Getting Started With Person-First Language
Focusing on who students are as individuals—instead of on learning differences or other descriptors—starts with empathy.
As educators strive to be inclusive of all children, one way to begin is to actively use person-first language, a form of linguistic etiquette in which we describe a trait or diagnosis as something a person has rather than as who they are—e.g., “a person with diabetes,” not “a diabetic.” This is a way to honor and welcome students with different abilities. Indeed, how we discuss and describe our students profoundly impacts their sense of inclusion in the classroom.
To begin using person-first language, we should initially try to understand its purpose and meaning. At its core, person-first language seeks to acknowledge the inherent and equal value of every individual, before attaching any other descriptors or identities the person may view as secondary or not intrinsic. Communicating using person-first language begins with empathy.
Countless individuals from various backgrounds, races, social groups, communities, or experiences are familiar with the isolation created by a lack of person-first language.
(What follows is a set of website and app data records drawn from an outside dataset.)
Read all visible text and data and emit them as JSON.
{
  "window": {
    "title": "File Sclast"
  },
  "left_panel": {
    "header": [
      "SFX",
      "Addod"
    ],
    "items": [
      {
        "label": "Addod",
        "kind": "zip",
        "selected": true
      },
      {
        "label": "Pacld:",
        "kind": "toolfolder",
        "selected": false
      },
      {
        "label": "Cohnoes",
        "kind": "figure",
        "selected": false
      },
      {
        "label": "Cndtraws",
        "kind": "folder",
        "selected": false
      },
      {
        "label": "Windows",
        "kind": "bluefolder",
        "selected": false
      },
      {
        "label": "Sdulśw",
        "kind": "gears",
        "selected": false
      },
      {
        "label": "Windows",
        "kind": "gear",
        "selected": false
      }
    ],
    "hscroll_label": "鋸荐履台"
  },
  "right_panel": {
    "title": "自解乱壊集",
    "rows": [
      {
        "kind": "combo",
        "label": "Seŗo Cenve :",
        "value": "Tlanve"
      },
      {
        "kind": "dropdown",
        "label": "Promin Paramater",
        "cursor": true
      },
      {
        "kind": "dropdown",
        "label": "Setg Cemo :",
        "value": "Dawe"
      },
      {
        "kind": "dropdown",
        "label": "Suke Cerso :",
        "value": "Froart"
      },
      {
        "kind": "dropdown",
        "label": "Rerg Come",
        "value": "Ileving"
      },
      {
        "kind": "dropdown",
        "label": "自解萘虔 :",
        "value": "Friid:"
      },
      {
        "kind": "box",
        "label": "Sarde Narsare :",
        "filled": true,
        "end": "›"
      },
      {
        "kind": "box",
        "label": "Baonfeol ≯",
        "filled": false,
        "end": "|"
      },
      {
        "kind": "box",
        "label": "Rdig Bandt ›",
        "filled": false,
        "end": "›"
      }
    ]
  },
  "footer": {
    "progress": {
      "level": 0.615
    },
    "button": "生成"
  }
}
This includes people who happen to have physical, emotional, cognitive, learning, or other differences.
Think about how you personally prefer to be viewed. Momentarily, let’s imagine you have purple-colored eyes. Would you want to be known as “that purple-eyed person over there,” or by your name and the core identity you choose for yourself? Would it seem awkward, exclusionary, demeaning, uncomfortable, or limiting if others always identified you as “that purple-eyed person”? Would you perceive it as most valid to mention your eye color only if eye color were the focus of the discussion?
Every day, educators experience numerous possibilities for applying person-first language. One common scenario is when we’re referring to a person having a genetic pattern of trisomy 21. In this case, it’s not appropriate to say the person is “Down’s” or “Down.” The correct term for the condition is “Down syndrome”—but the person’s name should always be used first. One should say, “Mikaela has been diagnosed with Down syndrome,” and not “Mikaela is Down’s,” or “That Down syndrome girl is Mikaela.”
In this example, Mikaela is first and foremost a unique individual with many qualities and valuable contributions that are not necessarily linked to her genetic diagnosis. The fact that she happens to have Down syndrome is therefore not usually primarily relevant. It is a secondary aspect of her identity, and only she (or if she’s a young child, her family or guardian) can and should determine its relevance.
In the same way, a person with a cognitive, congenital, or physical difference or a person with an identified learning difference, health condition, or need for certain assistive devices or communication tools is always an individual first, deserving to be referenced as such. Wholistic inclusion requires avoiding the anonymous or primary grouping of distinct persons under singular characteristics, labeled disabilities, or broad qualifiers.
A person is never “sped,” “retarded,” “a spaz,” “nonverbal,” “handicapped,” “deformed,” “mental,” “slow,” “wild,” or so forth. Instead, when truly necessary to the discussion, someone may be referenced as “having a cognitive difference requiring modifications,” “using a wheelchair,” “living or diagnosed with Type 1 diabetes,” “experiencing tics,” “having cerebral palsy,” or “managing a mental illness.”
This is a simple practice that takes effort. Given the inherent offensiveness of some of the aforementioned language, such guidance may seem obvious. Yet while person-first language is a critical and often simple step toward a more authentic practice of inclusion, in reality consistent effort and ongoing open discussion are required for long-term success.
We should also try to take account of how people want to be referred to. For example, consider individuals with a diagnosis of autism spectrum disorder. There are as many preferences for terminology surrounding this particular diagnosis as there are individuals having the condition. Some believe autism is inherent to their core identity and therefore find no exclusion in being called autistic. Others may even take offense at the suggestion that primary reference of autism should be avoided. Still others perceive the diagnosis as only secondary to their personhood and therefore not relevant or appropriate to use as an initial introduction or reference.
[Editor’s note: Edutopia uses “autistic person” rather than “person with autism,” having been persuaded by the argument that autism is not a disability and is a core element of who the person is.]
Such situations may carry the potential to feel confusing or overwhelming. However, it’s important to remember that missteps and misunderstandings can be expected as a part of growing toward creating more inclusive language and thereby more inclusive communities. We’re all constantly learning. Particularly because person-first language seeks to value the individual in each unique situation, those who work to incorporate it in their communication will always be learning.
Thus, when we encounter a new circumstance for which we do not know the appropriate person-first language to use, we can always simply ask.